Study material =>
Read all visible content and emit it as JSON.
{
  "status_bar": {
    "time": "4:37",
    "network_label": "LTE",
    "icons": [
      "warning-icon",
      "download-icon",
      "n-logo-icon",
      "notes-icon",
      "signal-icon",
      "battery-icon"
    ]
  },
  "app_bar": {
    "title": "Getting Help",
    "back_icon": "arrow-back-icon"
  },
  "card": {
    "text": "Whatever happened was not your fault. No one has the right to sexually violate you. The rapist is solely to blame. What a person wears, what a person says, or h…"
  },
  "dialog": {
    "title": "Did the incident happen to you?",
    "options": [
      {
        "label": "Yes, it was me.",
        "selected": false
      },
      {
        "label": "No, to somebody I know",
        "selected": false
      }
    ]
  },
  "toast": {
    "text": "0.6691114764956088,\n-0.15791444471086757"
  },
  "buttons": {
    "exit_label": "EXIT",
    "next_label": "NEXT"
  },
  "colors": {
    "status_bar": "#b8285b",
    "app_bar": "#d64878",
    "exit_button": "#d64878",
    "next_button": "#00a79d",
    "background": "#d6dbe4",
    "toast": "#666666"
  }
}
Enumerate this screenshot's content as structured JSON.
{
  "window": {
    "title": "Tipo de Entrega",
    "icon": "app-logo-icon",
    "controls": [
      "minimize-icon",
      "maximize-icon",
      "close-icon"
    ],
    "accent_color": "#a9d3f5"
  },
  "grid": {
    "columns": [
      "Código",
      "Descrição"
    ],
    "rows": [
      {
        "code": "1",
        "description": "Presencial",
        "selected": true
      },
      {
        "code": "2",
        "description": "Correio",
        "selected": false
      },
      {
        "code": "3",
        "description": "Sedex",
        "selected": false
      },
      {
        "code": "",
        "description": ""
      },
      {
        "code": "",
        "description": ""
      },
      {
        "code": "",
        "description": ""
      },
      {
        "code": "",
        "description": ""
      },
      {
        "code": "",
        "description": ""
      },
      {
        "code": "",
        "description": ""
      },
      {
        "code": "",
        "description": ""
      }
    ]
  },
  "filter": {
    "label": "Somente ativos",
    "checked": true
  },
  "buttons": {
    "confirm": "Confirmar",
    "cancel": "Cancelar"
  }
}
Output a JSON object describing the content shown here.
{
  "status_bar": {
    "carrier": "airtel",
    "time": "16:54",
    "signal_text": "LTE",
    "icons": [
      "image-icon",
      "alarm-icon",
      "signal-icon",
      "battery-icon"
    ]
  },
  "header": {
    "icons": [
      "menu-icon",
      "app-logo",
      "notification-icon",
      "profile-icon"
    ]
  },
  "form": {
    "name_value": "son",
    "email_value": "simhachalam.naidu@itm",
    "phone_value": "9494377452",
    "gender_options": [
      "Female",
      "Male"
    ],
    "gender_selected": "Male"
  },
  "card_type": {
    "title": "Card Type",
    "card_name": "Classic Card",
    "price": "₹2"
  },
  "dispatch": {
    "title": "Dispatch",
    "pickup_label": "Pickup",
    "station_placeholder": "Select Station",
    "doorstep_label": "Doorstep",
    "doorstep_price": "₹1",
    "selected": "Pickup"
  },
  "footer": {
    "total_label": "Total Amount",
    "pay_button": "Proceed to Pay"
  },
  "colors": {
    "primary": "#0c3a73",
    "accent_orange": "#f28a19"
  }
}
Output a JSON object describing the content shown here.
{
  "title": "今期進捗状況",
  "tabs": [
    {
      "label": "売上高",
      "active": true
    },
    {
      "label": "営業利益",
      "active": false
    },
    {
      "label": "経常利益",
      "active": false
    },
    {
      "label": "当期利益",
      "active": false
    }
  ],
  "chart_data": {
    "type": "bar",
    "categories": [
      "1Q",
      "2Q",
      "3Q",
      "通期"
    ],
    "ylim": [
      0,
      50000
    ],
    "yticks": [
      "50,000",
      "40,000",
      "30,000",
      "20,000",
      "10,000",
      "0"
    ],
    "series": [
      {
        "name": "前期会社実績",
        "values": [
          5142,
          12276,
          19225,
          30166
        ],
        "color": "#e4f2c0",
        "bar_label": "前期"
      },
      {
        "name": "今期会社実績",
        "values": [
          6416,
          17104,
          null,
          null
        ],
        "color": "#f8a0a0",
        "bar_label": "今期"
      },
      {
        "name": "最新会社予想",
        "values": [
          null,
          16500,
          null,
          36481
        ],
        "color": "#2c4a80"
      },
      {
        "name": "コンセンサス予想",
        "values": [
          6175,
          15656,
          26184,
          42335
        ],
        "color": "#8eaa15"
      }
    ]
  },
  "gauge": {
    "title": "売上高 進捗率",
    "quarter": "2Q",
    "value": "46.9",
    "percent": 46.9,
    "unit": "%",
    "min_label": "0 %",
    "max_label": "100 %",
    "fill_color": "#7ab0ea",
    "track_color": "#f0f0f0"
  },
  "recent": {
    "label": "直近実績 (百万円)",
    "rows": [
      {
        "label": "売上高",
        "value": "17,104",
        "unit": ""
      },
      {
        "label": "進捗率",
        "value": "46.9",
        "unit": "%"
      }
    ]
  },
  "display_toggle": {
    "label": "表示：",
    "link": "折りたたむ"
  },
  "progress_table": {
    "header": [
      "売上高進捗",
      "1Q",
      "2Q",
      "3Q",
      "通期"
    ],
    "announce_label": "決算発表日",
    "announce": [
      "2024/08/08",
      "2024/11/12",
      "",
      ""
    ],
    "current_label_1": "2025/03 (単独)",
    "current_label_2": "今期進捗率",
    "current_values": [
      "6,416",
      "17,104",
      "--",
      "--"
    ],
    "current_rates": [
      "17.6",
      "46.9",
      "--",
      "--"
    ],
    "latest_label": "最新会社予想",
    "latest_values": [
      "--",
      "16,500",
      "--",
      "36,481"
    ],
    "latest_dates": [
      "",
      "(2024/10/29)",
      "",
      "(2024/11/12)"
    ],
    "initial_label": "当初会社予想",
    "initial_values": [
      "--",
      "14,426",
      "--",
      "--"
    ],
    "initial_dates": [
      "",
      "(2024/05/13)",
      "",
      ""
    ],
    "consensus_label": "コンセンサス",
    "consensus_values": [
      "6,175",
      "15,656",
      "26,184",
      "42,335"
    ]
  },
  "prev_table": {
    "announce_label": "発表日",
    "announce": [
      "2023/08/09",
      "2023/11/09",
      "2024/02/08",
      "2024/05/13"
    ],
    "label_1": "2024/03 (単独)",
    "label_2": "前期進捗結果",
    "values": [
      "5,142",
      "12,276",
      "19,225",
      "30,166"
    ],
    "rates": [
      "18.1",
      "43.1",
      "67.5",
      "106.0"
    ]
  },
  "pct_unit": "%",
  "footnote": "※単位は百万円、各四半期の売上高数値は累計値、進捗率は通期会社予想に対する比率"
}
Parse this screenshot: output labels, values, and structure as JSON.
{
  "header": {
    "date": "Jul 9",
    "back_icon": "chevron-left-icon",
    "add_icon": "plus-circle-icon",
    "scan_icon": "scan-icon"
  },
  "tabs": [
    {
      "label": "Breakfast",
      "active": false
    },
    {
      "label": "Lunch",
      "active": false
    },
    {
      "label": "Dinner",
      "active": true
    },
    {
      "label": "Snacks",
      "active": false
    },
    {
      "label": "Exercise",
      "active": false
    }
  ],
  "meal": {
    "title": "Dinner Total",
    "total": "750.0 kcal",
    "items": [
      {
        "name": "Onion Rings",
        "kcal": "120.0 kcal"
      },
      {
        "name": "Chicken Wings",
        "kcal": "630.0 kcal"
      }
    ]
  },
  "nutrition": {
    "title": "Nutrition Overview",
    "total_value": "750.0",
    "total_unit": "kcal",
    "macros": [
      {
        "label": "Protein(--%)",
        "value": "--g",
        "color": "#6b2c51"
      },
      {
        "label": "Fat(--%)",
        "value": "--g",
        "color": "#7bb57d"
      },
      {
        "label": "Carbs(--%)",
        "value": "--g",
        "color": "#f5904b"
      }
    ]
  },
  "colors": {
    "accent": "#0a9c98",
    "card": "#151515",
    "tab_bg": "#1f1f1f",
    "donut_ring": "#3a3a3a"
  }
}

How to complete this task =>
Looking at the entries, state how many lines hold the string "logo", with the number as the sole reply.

Response for this exercise =>
3